One of the gifts of this past year is that our family developed a habit of talking to each other more. For us, this began when we were isolating together last summer. Now the four of us speak regularly, with our weekly anchor conversation being on Sunday. Each of us shares our sweet, sour, surprise and spiritual experiences from the preceding seven days.
For my son (a university student away from home) and I, this is a natural exercise as we are both verbal processors. For my husband and daughter, who are more internal processors, it's been a bit of a stretch assignment, but they have appreciated the challenge.
I have as well.
The practice has created a pathway to meaningful conversations and a safe opening to share what isn't going well, and what is. Perhaps it seems that during a time when almost all of life and work are going on at home, it would be easy to have good communication.
But good communication requires effort; it must be nurtured. Otherwise, we can discover that our most substantive conversation of the day is about who will do the grocery shopping, and when.
Many days, my goal of laughing at least three times a day is met in those familial conversations (Episode 201), but we also have more serious, thoughtful moments, especially when we peel off into 1-on-1s.
This happened for me this past week, with my son. During one conversation he was sharing stories of when he was on his mission in Brazil, stories I hadn't heard even though he’s been back from Brazil for several years now.
The secret sauce, I've deduced, that is making these conversations so delicious to me, is my willingness to listen. To not fill the open space. To allow the conversation to breathe. To be fully present and to enjoy the pathway of communication as it unfolds.
I’m fond of quoting the 19th century American philosopher, author, and critic, Ralph Waldo Emerson: “Rings and jewels are not gifts, but apologies for gifts. The only gift is a portion of thyself.”
One of the greatest gifts we can give to others—and to ourselves—is the gift of a listening ear.
This isn't just true at home but also at work. In our coaching we do inside of organizations, we look at teamwork traits, how well people can collaborate with others. This often hinges on patient listening and interpersonal sensitivity.

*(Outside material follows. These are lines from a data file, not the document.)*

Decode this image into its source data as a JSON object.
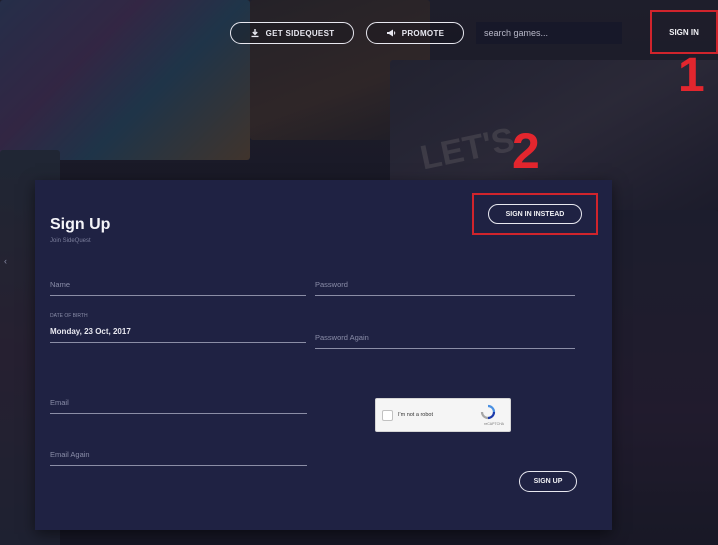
{
  "topbar": {
    "get_sidequest_label": "GET SIDEQUEST",
    "promote_label": "PROMOTE",
    "search_placeholder": "search games...",
    "sign_in_label": "SIGN IN"
  },
  "annotations": {
    "marker_1": "1",
    "marker_2": "2"
  },
  "background": {
    "poster_text": "LET'S"
  },
  "form": {
    "title": "Sign Up",
    "subtitle": "Join SideQuest",
    "sign_in_instead_label": "SIGN IN INSTEAD",
    "name_placeholder": "Name",
    "password_placeholder": "Password",
    "dob_caption": "DATE OF BIRTH",
    "dob_value": "Monday, 23 Oct, 2017",
    "password_again_placeholder": "Password Again",
    "email_placeholder": "Email",
    "email_again_placeholder": "Email Again",
    "captcha_label": "I'm not a robot",
    "captcha_footer": "reCAPTCHA",
    "sign_up_label": "SIGN UP"
  },
  "colors": {
    "panel": "#1f2243",
    "highlight_red": "#d0242c",
    "text": "#f0f0f4",
    "muted": "#8a8da8"
  },
  "icons": {
    "get_sidequest": "download-icon",
    "promote": "megaphone-icon",
    "captcha": "recaptcha-icon"
  }
}
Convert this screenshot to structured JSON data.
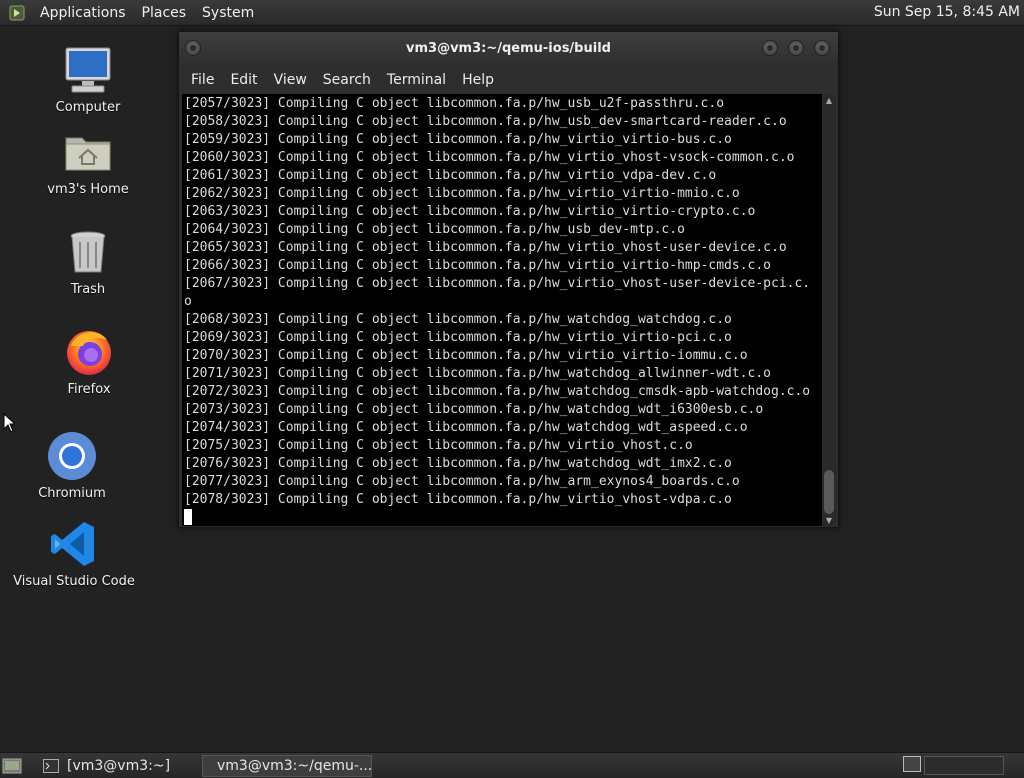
{
  "top_panel": {
    "menus": [
      "Applications",
      "Places",
      "System"
    ],
    "clock": "Sun Sep 15,  8:45 AM"
  },
  "desktop_icons": [
    {
      "label": "Computer",
      "icon": "computer-icon"
    },
    {
      "label": "vm3's Home",
      "icon": "home-folder-icon"
    },
    {
      "label": "Trash",
      "icon": "trash-icon"
    },
    {
      "label": "Firefox",
      "icon": "firefox-icon"
    },
    {
      "label": "Chromium",
      "icon": "chromium-icon"
    },
    {
      "label": "Visual Studio Code",
      "icon": "vscode-icon"
    }
  ],
  "window": {
    "title": "vm3@vm3:~/qemu-ios/build",
    "menus": [
      "File",
      "Edit",
      "View",
      "Search",
      "Terminal",
      "Help"
    ]
  },
  "terminal": {
    "lines": [
      "[2057/3023] Compiling C object libcommon.fa.p/hw_usb_u2f-passthru.c.o",
      "[2058/3023] Compiling C object libcommon.fa.p/hw_usb_dev-smartcard-reader.c.o",
      "[2059/3023] Compiling C object libcommon.fa.p/hw_virtio_virtio-bus.c.o",
      "[2060/3023] Compiling C object libcommon.fa.p/hw_virtio_vhost-vsock-common.c.o",
      "[2061/3023] Compiling C object libcommon.fa.p/hw_virtio_vdpa-dev.c.o",
      "[2062/3023] Compiling C object libcommon.fa.p/hw_virtio_virtio-mmio.c.o",
      "[2063/3023] Compiling C object libcommon.fa.p/hw_virtio_virtio-crypto.c.o",
      "[2064/3023] Compiling C object libcommon.fa.p/hw_usb_dev-mtp.c.o",
      "[2065/3023] Compiling C object libcommon.fa.p/hw_virtio_vhost-user-device.c.o",
      "[2066/3023] Compiling C object libcommon.fa.p/hw_virtio_virtio-hmp-cmds.c.o",
      "[2067/3023] Compiling C object libcommon.fa.p/hw_virtio_vhost-user-device-pci.c.",
      "o",
      "[2068/3023] Compiling C object libcommon.fa.p/hw_watchdog_watchdog.c.o",
      "[2069/3023] Compiling C object libcommon.fa.p/hw_virtio_virtio-pci.c.o",
      "[2070/3023] Compiling C object libcommon.fa.p/hw_virtio_virtio-iommu.c.o",
      "[2071/3023] Compiling C object libcommon.fa.p/hw_watchdog_allwinner-wdt.c.o",
      "[2072/3023] Compiling C object libcommon.fa.p/hw_watchdog_cmsdk-apb-watchdog.c.o",
      "[2073/3023] Compiling C object libcommon.fa.p/hw_watchdog_wdt_i6300esb.c.o",
      "[2074/3023] Compiling C object libcommon.fa.p/hw_watchdog_wdt_aspeed.c.o",
      "[2075/3023] Compiling C object libcommon.fa.p/hw_virtio_vhost.c.o",
      "[2076/3023] Compiling C object libcommon.fa.p/hw_watchdog_wdt_imx2.c.o",
      "[2077/3023] Compiling C object libcommon.fa.p/hw_arm_exynos4_boards.c.o",
      "[2078/3023] Compiling C object libcommon.fa.p/hw_virtio_vhost-vdpa.c.o"
    ]
  },
  "taskbar": {
    "tasks": [
      {
        "label": "[vm3@vm3:~]",
        "active": false
      },
      {
        "label": "vm3@vm3:~/qemu-...",
        "active": true
      }
    ]
  }
}
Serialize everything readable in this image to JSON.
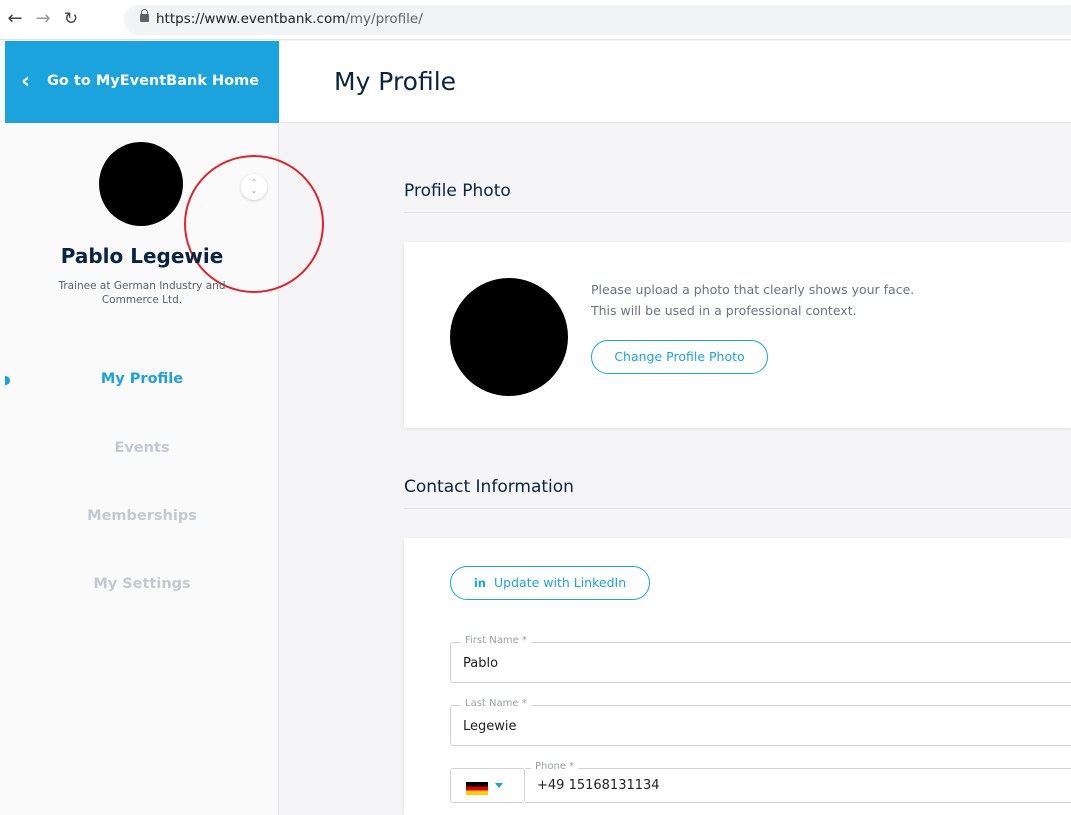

People who are the most successful as collaborators, know how to listen and build consensus.
A few years ago, we interviewed Lisa Kay Solomon (Episode 82) for the podcast and addressed the question of how we design collaborative conversations. She pointed out that we spend hours preparing to deliver a speech, but very little—if any—time preparing for a conversation. What do we want to accomplish in this conversation? What outcomes are we hoping for? How do we want people to feel? And then remaining open to how that conversation organically unfolds.
I had one of those conversations with Sumeet Shetty who joined me recently on the podcast (Episode 205) for a conversation about books.
I first met Sumeet Shetty in a conversation at the SAP Book Club in India. Sumeet is the Development Manager, Intelligent Enterprise Solutions at SAP India––his day job is about intelligent virtual conversation, or chatbots.
Before I started the interview he requested that I share with him each question, give him a moment to reflect, then answer. After he answered one question, we would discuss (off-line) what other questions had come up and decide what the next question would be.
This beautiful recipe continued the entire interview. It gave us space to explore. What additional questions have come up? Where do we want to go next?
A great example of being driven by discovery (the 7th accelerant of Personal Disruption) and principle-in-practice—take a step forward, gather feedback, adapt.
It's what the best speakers do.
It's what the best conversationalists (and meeting attendees) do.
It's what the best managers do.
It's what the best parents do.
We may know what we want to accomplish. But we take a step forward, we gather feedback (listen), and adapt.
What conversations are you having?
What outcomes are you hoping for?
Are you listening?
As always, thank you for being here.
P. S. You can listen to the full interview with Sumeet here.